One of my absolute favourite resources that was only recently published online is the Albo dei Caduti della Grande Guerra which is the list of Italian Soldiers killed in Italy during World War 1. The site is completely written in Italian but is still very easy to navigate if you follow the instructions below.
1. Go to the blue link Cerca negli Albi
2. The list is arranged by groups of provinces. For example 9 is for the Provinces of Reggio Calabria (RC), Catanzaro (CZ) and Cosenza(CS)
3. Click on the blue link Caduti Grande Guerra in the second column.
4. Scroll down and you will get a group of buttons A-Z
5. Click on the first letter of the surname of the person who you are researching.
6. Use the list of names like you would the telephone book (remember to check the page before and after as well and alternative spellings of the surname). This is a great way to see if your surname has changed through the years.

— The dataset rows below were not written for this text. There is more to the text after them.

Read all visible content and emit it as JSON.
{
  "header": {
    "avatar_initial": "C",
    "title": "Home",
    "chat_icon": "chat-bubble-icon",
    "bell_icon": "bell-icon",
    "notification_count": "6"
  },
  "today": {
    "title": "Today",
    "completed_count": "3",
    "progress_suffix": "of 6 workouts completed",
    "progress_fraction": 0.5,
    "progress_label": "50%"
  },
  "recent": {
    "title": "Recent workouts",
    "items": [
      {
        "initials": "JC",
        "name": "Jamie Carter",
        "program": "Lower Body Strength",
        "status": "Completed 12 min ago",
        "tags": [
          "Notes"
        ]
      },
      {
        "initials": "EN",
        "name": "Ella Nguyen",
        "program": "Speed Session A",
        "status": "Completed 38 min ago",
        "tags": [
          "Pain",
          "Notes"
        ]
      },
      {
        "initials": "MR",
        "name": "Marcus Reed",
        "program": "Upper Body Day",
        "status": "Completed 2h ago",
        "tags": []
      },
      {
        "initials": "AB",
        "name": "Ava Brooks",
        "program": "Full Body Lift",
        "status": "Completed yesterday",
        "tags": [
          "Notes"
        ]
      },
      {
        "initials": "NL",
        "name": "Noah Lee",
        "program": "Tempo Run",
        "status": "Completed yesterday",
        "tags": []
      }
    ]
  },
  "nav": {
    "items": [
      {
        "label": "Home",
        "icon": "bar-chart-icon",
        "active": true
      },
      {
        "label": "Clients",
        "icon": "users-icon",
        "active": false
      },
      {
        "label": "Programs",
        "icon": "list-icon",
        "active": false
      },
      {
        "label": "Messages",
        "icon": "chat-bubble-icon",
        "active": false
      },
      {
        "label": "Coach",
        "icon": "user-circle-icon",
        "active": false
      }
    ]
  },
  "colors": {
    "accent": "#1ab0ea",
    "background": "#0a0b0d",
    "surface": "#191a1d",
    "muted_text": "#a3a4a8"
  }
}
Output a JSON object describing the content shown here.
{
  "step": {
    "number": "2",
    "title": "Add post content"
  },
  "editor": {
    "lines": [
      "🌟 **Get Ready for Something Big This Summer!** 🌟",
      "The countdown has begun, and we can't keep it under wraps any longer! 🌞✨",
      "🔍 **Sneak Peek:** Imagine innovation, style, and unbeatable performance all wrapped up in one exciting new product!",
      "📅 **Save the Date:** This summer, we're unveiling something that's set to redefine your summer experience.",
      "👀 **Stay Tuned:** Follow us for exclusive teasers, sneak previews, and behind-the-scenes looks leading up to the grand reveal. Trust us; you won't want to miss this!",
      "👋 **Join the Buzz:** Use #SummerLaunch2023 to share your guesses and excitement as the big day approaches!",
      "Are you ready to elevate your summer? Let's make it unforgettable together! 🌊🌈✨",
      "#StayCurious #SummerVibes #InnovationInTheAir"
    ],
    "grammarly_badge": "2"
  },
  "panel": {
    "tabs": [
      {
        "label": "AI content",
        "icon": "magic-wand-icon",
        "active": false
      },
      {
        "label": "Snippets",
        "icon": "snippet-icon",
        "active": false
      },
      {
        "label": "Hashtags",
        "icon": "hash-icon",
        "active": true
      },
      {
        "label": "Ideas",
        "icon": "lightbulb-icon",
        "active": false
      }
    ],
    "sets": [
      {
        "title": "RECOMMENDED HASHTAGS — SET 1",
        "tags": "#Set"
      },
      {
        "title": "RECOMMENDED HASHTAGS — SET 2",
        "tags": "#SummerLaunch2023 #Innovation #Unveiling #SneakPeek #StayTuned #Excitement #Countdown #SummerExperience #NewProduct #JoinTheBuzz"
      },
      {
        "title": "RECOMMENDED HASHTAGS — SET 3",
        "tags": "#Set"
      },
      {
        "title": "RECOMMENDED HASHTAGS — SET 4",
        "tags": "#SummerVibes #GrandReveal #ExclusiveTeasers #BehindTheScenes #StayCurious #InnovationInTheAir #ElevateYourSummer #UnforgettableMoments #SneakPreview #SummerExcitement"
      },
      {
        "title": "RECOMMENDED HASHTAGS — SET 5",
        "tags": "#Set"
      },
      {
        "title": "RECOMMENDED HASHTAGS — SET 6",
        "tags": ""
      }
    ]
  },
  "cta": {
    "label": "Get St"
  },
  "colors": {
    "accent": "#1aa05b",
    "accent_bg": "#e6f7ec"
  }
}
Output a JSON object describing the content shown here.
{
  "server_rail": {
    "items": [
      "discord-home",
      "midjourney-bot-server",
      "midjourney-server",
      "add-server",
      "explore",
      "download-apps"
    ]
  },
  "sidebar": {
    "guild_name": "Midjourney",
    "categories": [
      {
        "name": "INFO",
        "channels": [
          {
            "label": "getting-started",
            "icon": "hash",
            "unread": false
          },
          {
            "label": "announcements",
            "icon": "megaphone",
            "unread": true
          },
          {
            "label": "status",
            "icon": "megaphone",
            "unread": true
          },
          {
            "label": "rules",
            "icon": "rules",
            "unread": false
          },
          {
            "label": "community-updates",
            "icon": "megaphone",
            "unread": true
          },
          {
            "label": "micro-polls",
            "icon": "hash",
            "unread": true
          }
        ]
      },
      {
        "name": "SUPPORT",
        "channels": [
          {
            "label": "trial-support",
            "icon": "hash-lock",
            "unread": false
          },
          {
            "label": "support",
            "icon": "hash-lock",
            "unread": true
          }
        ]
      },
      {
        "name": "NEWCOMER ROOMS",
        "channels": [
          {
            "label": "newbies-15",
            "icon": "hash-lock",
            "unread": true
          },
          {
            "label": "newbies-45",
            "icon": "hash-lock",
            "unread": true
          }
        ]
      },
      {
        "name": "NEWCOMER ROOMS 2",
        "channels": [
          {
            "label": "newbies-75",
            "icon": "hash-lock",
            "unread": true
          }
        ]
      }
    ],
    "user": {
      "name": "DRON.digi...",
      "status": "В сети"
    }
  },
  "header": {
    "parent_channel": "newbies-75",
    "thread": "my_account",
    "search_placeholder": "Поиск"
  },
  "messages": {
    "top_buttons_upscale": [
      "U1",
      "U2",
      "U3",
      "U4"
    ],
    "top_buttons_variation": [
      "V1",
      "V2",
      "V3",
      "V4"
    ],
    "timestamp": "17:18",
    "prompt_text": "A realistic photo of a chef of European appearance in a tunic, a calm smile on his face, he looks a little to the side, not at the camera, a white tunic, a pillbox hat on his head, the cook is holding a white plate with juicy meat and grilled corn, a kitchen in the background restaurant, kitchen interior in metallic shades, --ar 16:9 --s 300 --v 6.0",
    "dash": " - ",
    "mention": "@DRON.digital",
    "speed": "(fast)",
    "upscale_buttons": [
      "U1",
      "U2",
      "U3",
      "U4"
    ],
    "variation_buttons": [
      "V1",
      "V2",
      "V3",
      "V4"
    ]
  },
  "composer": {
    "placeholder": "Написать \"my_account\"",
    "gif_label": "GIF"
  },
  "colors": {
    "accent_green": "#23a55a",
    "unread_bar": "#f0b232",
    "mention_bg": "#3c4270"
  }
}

Using this site I was able to locate several missing ancestors and the dates and causes of their deaths. For soldiers killed from Ardore, Reggio Calabria see Calabria Exchange: SEARCHING THE ARDORE WW1 DEATHS DATABASE IN ONE STEP
If you’re looking for vital records from Cosenza Province in Calabria then make sure you check out the Cosenza Archive site . The records and image extractions available range from 1800 -1900. They also provide access to actual images of births acts, marriage acts and WW1 Draft Registration Cards. Not only do you have the option to view many records from the site but you can also save copies to your desktop (for personal research as they are watermarked) or you can order an actual hard copy of the image from the archive.
I was able to trace 11 generations of my family using the information on the site. It was very easy to use and offered several search options *but* be careful of transcription errors – there are plenty. The site is updated frequently with new images and information being added weekly – I always find something new when I log on. I love the fact that the sources are also listed on each extracted piece which makes sourcing the data in your files that much easier.
If you haven’t registered to use the site, then you should do so now. Activation can take anywhere from a few minutes to a few days. I was lucky – I was allowed access within 10 minutes of registering and now find myself a regular visitor there.
Let me know what you think….